[Opening Information section]
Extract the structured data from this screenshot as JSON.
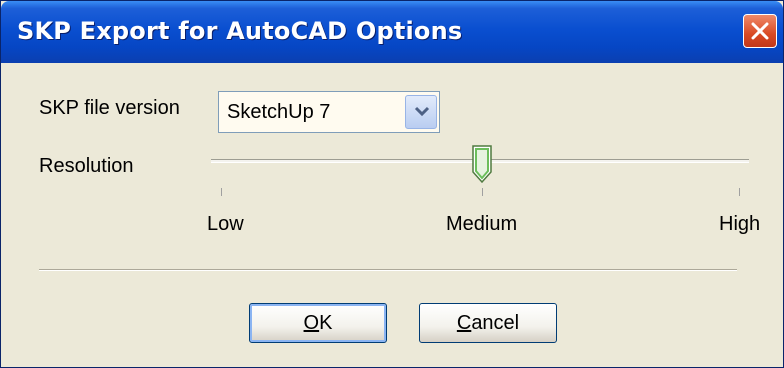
{
  "window": {
    "title": "SKP Export for AutoCAD Options"
  },
  "form": {
    "file_version_label": "SKP file version",
    "file_version_value": "SketchUp 7",
    "resolution_label": "Resolution",
    "resolution_value": "Medium",
    "resolution_options": [
      "Low",
      "Medium",
      "High"
    ]
  },
  "buttons": {
    "ok_mnemonic": "O",
    "ok_rest": "K",
    "cancel_mnemonic": "C",
    "cancel_rest": "ancel"
  },
  "icons": {
    "close": "close-icon",
    "dropdown": "chevron-down-icon",
    "slider_thumb": "slider-thumb-icon"
  },
  "colors": {
    "titlebar": "#0a4fd0",
    "dialog_bg": "#ece9d8",
    "close_button": "#d94a24",
    "slider_thumb": "#4fa84a"
  }
}
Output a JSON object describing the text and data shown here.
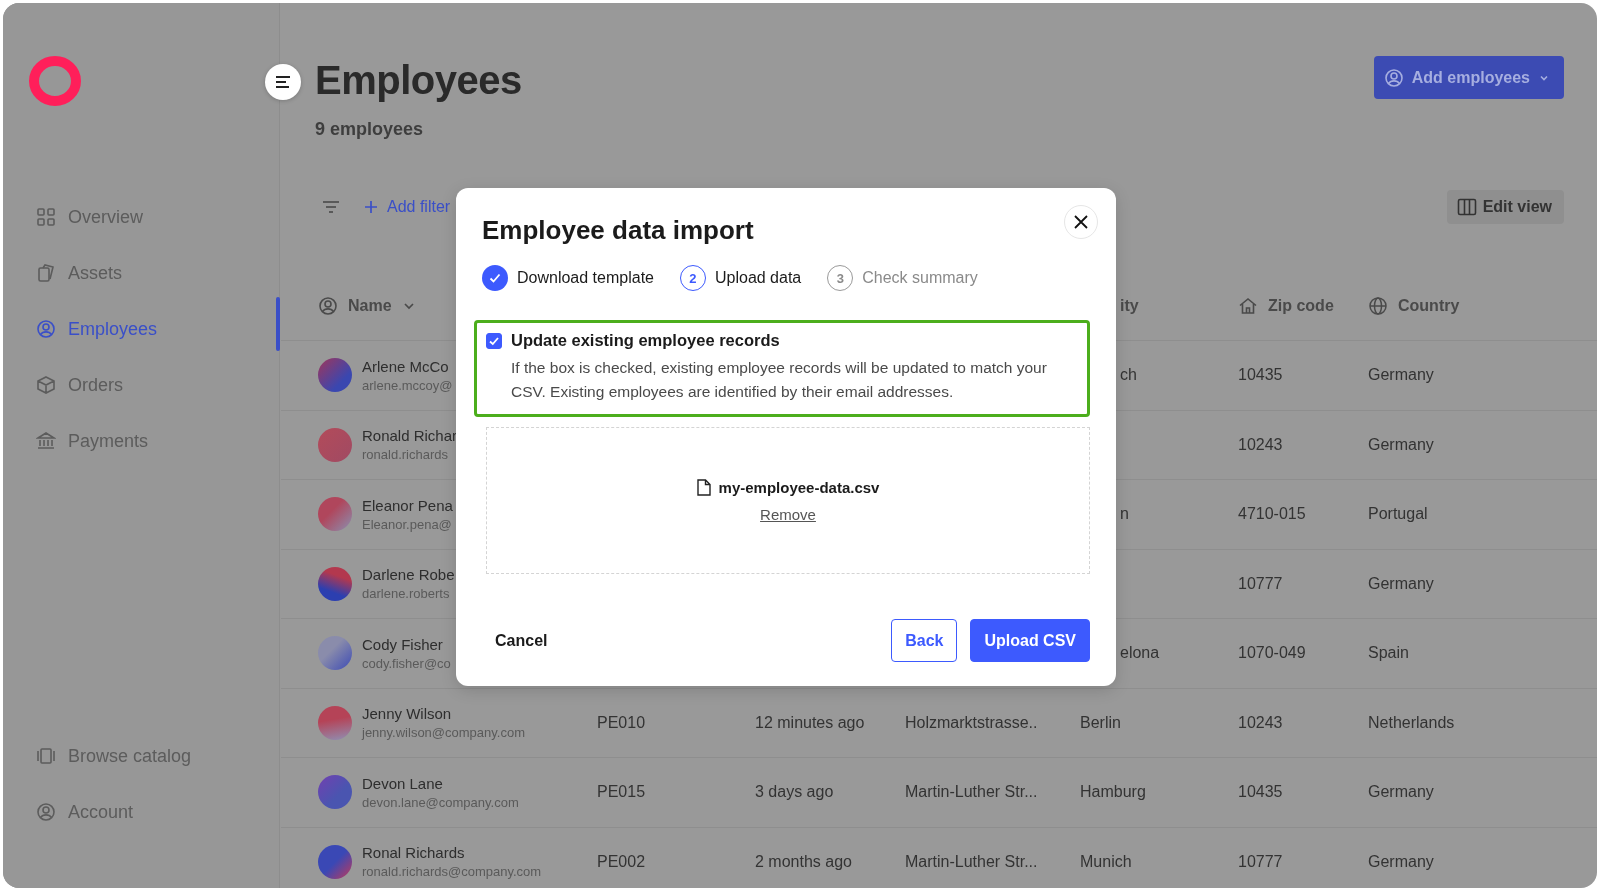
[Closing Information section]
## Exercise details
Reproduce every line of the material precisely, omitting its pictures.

## Answer to the exercise
Extract the structured data from this screenshot as JSON.
{
  "window": {
    "title": "SKP Export for AutoCAD Options"
  },
  "form": {
    "file_version_label": "SKP file version",
    "file_version_value": "SketchUp 7",
    "resolution_label": "Resolution",
    "resolution_value": "Medium",
    "resolution_options": [
      "Low",
      "Medium",
      "High"
    ]
  },
  "buttons": {
    "ok_mnemonic": "O",
    "ok_rest": "K",
    "cancel_mnemonic": "C",
    "cancel_rest": "ancel"
  },
  "icons": {
    "close": "close-icon",
    "dropdown": "chevron-down-icon",
    "slider_thumb": "slider-thumb-icon"
  },
  "colors": {
    "titlebar": "#0a4fd0",
    "dialog_bg": "#ece9d8",
    "close_button": "#d94a24",
    "slider_thumb": "#4fa84a"
  }
}
Output a JSON object describing the text and data shown here.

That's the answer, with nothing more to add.